• _Provided records_
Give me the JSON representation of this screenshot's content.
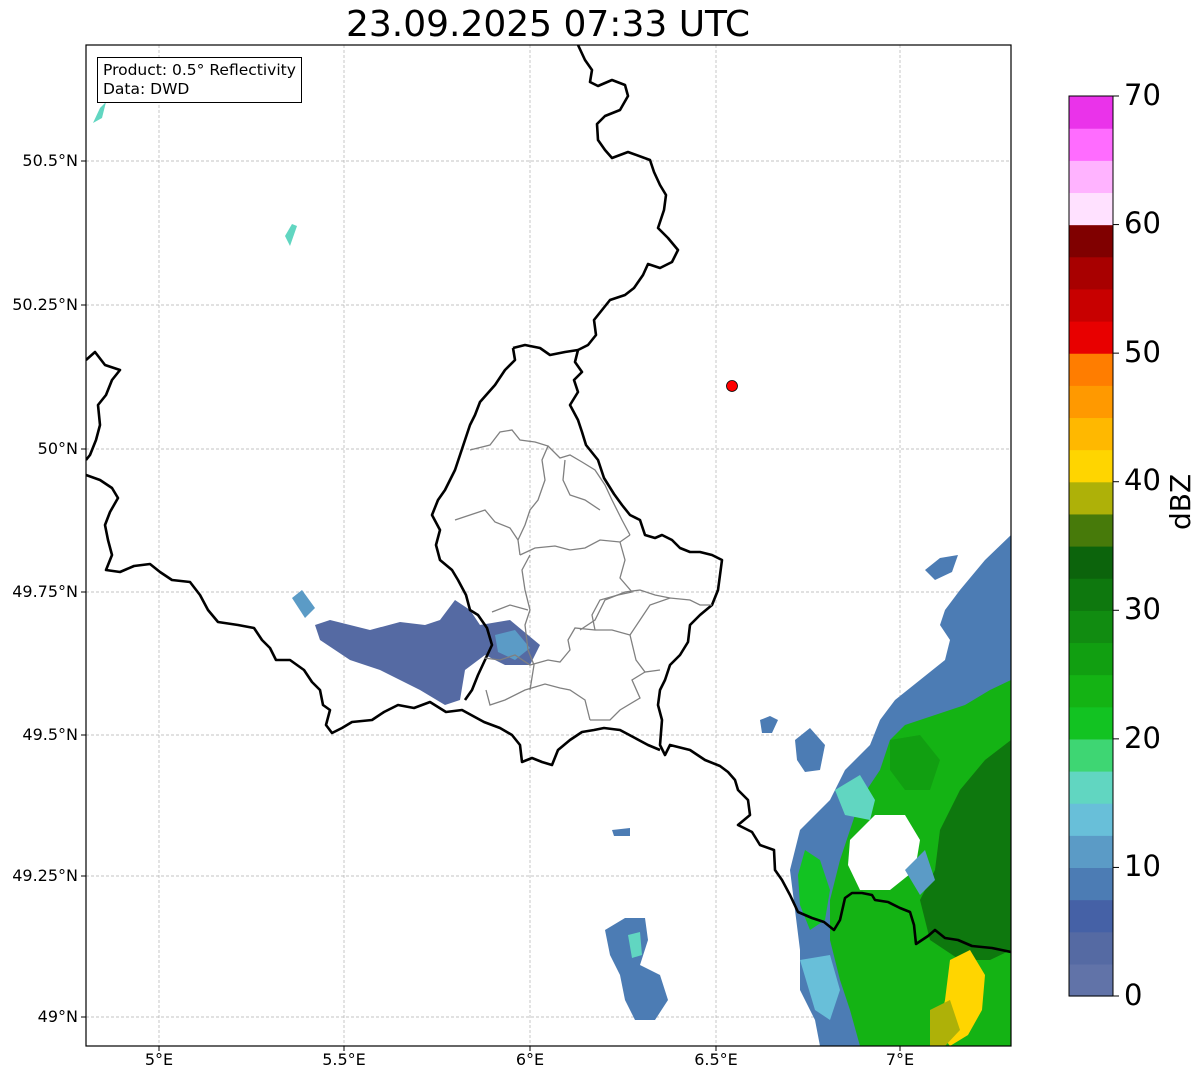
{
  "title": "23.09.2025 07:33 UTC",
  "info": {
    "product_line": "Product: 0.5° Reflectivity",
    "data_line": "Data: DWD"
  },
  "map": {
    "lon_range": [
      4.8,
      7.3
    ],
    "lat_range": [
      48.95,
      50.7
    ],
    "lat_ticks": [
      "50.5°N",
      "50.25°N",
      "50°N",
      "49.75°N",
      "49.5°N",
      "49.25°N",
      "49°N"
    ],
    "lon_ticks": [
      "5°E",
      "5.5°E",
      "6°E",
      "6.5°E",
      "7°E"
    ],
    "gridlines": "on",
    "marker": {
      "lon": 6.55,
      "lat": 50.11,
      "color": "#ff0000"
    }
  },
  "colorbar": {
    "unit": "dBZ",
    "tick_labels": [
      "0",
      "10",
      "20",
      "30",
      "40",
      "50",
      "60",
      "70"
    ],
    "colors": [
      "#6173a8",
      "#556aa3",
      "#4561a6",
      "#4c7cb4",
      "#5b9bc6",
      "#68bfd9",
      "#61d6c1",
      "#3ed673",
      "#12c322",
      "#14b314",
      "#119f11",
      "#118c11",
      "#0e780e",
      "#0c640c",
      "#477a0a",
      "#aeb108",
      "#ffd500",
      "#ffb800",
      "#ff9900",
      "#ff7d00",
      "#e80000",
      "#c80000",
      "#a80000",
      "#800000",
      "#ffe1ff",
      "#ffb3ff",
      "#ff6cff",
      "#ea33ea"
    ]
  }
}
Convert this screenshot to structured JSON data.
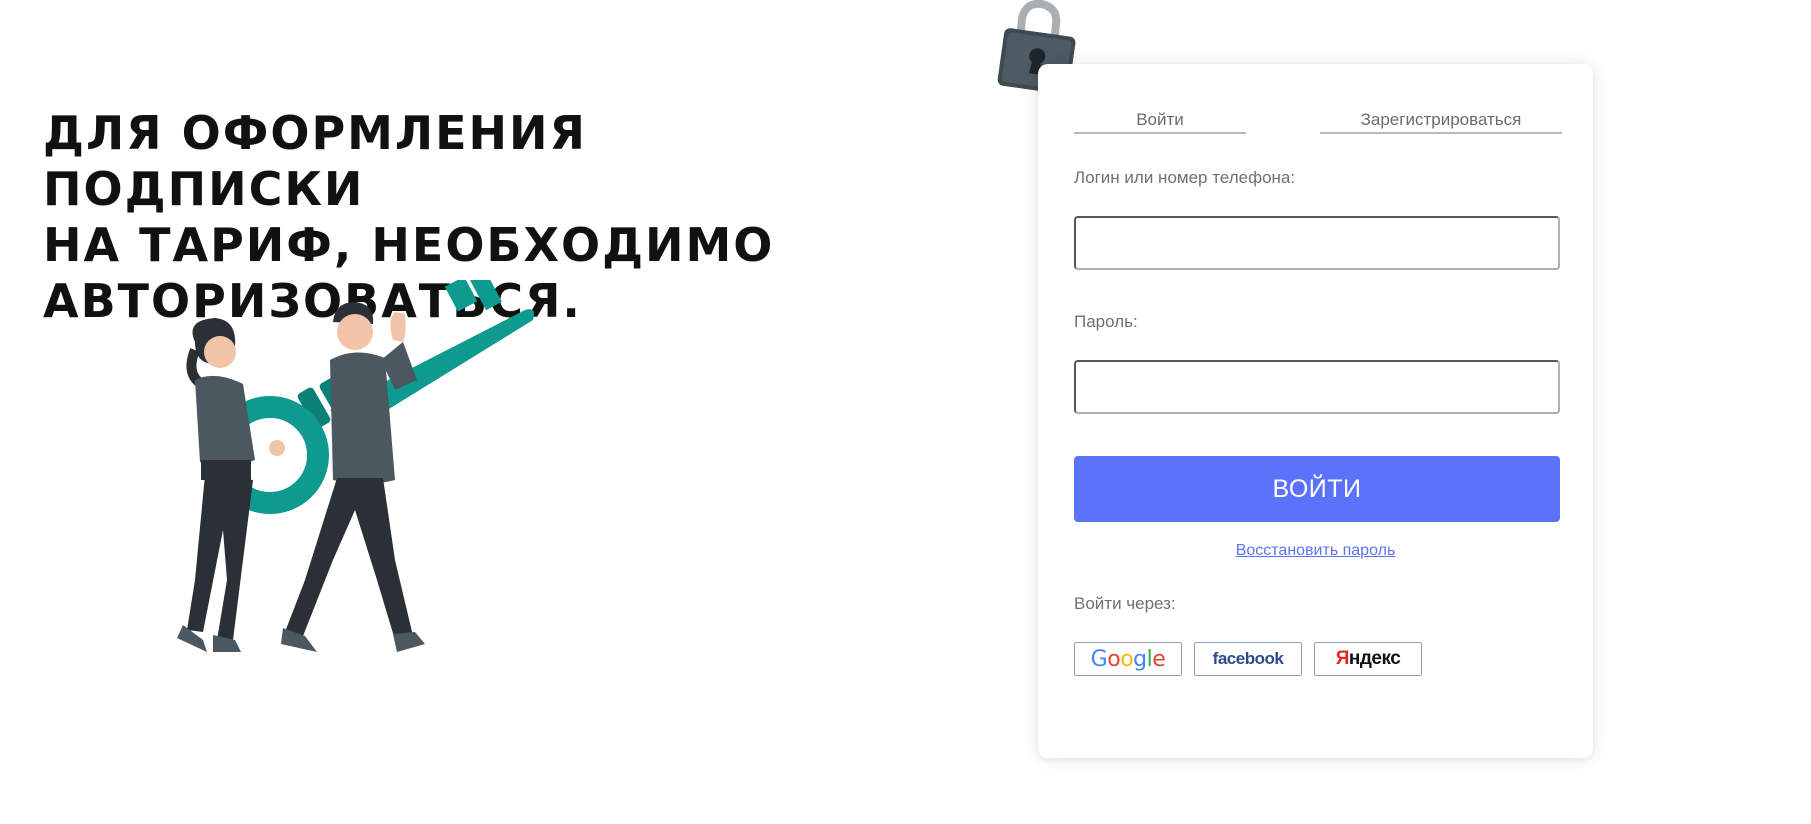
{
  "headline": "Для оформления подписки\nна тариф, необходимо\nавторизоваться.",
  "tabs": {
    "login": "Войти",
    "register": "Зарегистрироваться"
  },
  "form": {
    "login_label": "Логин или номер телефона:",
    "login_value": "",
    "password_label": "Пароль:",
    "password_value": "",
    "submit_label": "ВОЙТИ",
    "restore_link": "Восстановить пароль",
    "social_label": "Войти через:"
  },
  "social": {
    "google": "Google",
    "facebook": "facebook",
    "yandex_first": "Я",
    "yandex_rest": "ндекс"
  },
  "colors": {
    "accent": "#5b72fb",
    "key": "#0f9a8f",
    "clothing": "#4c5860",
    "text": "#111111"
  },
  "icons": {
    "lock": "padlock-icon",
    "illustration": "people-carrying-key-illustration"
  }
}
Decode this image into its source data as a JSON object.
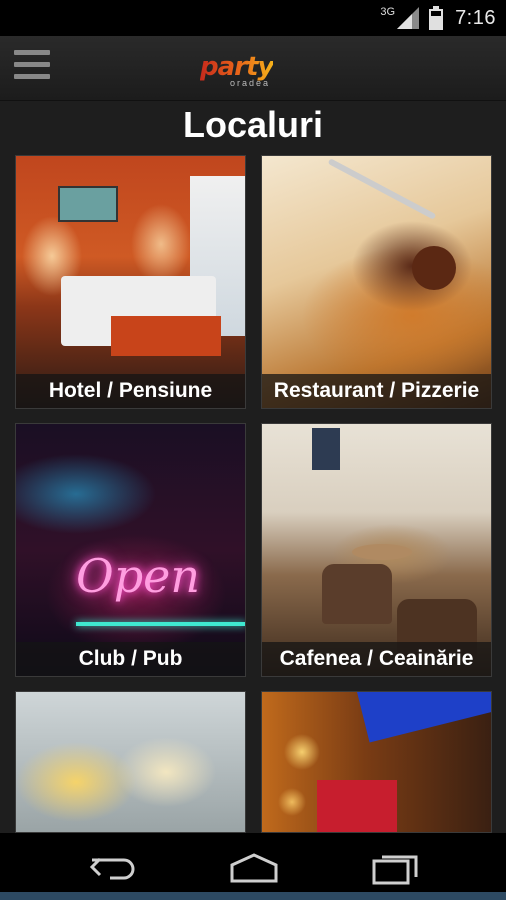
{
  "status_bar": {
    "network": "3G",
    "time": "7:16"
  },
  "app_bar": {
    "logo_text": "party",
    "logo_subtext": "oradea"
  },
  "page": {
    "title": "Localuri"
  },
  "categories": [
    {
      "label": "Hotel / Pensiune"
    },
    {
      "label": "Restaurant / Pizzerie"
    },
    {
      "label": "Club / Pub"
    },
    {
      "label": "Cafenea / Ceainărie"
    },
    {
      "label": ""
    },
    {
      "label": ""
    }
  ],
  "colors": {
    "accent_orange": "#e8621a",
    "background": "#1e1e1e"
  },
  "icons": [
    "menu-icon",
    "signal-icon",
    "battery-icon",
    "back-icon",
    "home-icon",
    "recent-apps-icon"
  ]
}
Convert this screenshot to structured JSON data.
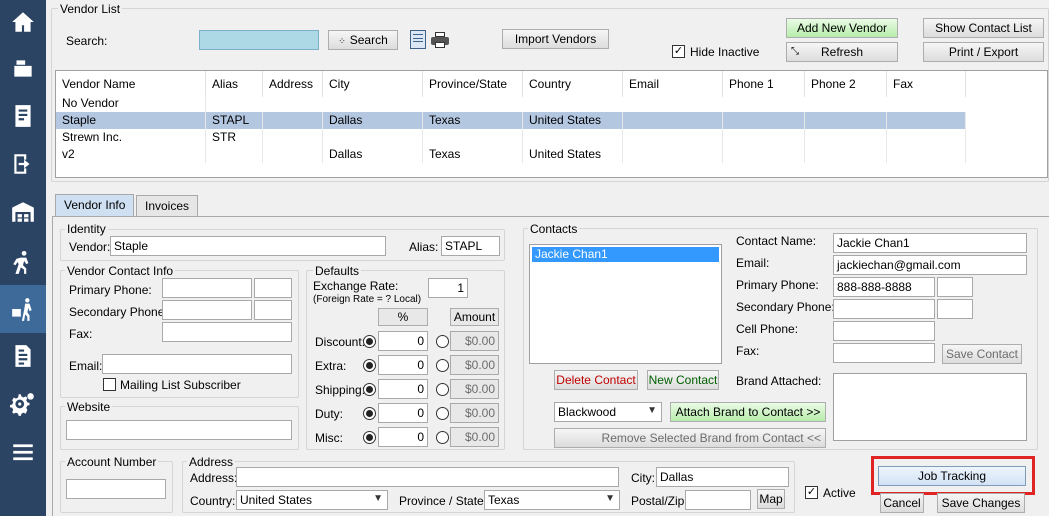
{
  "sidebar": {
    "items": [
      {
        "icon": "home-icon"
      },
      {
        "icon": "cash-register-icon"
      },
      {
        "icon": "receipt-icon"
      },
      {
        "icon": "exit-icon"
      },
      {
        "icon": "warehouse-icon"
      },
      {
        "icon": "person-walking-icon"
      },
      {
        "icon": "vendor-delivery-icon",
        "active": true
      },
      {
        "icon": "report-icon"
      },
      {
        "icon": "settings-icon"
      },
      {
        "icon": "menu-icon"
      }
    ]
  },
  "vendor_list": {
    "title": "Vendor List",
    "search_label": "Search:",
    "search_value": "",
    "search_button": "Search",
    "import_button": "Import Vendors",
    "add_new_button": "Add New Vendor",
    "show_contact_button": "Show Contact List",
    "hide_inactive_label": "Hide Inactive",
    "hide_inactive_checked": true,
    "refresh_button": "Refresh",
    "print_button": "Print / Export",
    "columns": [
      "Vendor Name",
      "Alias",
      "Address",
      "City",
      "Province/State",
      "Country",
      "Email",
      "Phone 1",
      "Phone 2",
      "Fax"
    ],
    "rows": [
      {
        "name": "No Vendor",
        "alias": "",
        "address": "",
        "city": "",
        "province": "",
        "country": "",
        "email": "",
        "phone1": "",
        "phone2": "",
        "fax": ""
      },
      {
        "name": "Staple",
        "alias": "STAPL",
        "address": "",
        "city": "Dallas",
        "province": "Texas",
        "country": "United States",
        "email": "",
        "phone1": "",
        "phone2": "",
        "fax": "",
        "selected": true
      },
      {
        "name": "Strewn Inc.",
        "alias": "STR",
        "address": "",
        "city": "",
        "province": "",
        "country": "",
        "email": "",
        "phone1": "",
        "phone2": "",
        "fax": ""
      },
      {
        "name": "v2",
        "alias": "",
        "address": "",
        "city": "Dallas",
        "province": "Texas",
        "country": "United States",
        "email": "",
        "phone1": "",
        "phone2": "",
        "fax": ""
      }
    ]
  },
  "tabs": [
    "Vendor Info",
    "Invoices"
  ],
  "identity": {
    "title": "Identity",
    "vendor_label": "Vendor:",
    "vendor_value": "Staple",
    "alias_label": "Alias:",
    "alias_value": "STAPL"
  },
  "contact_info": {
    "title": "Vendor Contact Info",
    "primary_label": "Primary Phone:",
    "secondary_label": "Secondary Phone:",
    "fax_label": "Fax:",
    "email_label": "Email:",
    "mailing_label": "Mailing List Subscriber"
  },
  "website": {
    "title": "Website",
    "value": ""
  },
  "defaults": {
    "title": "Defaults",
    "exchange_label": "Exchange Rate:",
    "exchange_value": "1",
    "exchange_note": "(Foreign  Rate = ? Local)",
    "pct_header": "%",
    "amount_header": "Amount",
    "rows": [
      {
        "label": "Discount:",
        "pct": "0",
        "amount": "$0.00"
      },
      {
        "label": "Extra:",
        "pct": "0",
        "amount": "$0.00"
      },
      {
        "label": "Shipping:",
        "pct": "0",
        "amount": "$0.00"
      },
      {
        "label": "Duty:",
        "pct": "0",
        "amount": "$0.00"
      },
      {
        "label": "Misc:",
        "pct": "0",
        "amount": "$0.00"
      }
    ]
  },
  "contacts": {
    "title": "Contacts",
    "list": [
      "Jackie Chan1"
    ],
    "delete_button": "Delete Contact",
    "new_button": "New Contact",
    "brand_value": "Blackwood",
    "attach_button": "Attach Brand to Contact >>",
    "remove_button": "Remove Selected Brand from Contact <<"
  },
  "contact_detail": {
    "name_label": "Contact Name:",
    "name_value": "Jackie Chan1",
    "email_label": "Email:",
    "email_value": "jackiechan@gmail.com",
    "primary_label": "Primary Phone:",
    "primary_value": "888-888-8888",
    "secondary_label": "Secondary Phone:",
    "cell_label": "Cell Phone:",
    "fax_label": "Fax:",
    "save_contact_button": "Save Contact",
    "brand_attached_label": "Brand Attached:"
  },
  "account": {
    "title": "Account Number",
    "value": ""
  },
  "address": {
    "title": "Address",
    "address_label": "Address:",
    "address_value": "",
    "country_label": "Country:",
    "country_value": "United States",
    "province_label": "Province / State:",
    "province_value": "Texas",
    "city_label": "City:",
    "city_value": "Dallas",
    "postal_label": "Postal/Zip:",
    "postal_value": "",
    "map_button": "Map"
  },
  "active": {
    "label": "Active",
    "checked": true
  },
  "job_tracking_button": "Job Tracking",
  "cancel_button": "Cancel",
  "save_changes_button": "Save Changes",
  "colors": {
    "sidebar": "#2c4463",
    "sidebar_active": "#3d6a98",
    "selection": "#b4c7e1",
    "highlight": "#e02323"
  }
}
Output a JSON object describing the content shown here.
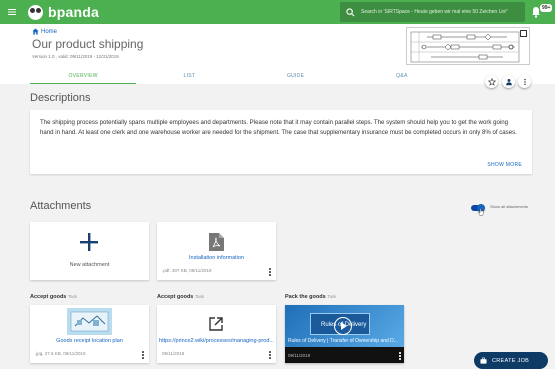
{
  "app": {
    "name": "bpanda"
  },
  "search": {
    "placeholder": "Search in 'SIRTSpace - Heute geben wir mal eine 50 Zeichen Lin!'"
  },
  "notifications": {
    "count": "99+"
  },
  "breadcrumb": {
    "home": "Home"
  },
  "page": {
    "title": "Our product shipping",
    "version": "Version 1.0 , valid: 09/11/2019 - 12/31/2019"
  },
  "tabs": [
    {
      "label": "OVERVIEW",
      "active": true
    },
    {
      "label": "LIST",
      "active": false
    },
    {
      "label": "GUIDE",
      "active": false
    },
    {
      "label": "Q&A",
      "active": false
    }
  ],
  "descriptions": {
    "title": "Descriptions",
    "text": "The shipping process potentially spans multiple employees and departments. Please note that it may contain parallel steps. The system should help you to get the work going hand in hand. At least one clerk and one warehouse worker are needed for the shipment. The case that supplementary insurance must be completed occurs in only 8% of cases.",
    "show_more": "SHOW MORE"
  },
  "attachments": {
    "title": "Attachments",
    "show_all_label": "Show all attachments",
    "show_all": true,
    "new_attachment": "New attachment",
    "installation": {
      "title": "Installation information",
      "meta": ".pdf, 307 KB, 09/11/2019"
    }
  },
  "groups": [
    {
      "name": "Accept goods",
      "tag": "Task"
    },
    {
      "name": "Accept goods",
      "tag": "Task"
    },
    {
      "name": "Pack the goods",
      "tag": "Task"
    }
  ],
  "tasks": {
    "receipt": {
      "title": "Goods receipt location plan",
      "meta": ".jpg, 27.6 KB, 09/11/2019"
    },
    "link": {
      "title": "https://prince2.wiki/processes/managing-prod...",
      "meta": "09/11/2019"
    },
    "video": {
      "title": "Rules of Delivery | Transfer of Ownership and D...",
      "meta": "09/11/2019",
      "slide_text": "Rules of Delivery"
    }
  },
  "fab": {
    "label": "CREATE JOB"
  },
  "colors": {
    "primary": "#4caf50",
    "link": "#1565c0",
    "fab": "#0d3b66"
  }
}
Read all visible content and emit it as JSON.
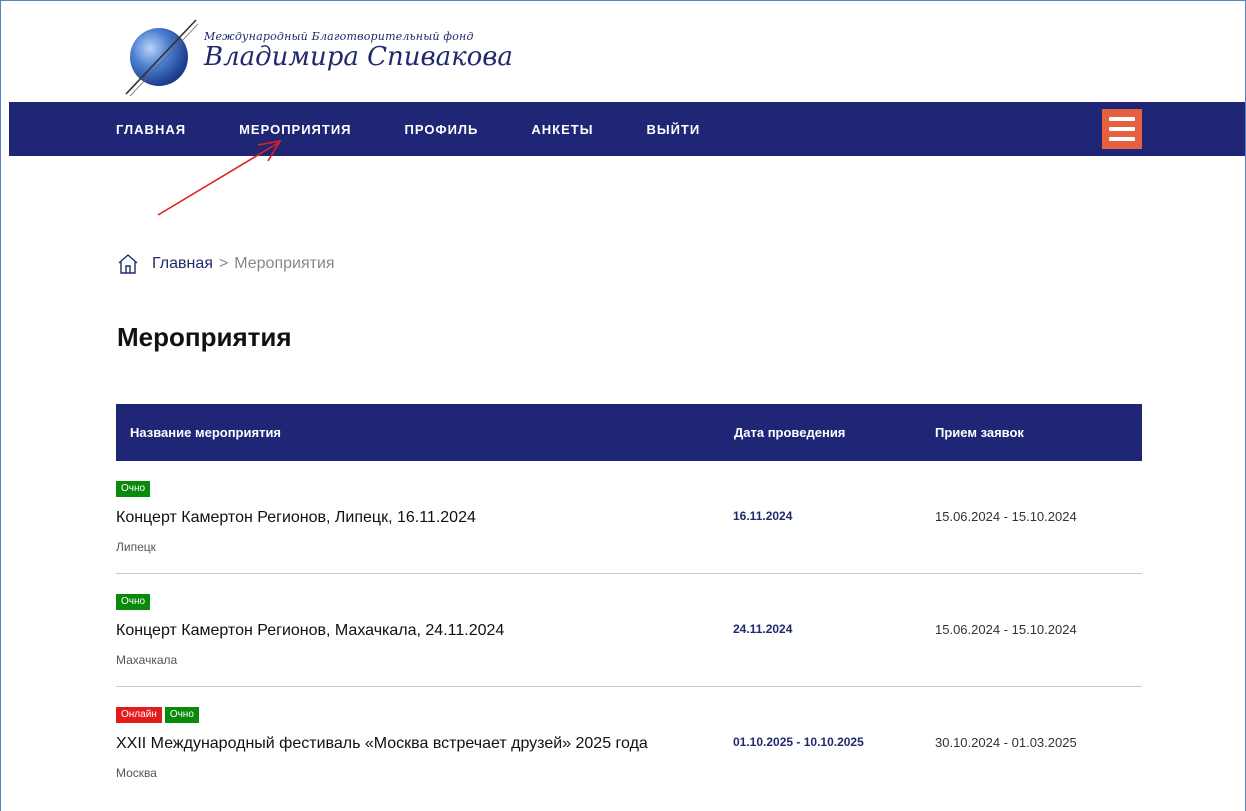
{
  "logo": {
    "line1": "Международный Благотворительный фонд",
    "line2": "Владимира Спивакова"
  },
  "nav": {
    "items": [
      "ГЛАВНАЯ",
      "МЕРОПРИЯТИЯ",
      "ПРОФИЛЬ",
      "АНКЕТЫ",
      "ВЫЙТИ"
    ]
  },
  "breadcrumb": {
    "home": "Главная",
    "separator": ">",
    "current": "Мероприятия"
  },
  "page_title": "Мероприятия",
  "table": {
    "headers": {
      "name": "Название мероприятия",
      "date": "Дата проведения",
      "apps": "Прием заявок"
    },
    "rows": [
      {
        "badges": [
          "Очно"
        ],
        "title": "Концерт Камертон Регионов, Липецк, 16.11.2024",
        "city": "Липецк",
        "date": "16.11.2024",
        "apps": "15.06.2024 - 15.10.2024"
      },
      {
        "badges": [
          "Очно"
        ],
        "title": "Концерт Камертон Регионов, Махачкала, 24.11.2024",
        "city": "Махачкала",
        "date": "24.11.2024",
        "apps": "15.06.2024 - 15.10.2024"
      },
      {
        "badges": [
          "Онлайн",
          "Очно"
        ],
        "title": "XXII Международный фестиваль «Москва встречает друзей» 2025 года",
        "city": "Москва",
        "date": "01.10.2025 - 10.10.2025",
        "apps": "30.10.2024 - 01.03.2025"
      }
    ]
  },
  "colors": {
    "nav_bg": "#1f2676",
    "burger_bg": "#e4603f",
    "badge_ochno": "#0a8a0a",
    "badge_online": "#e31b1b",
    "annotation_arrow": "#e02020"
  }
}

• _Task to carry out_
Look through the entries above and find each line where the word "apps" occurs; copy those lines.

• _Answer space_
    "recent-apps-icon"
      "apps": "Прием заявок"
        "apps": "15.06.2024 - 15.10.2024"
        "apps": "15.06.2024 - 15.10.2024"
        "apps": "30.10.2024 - 01.03.2025"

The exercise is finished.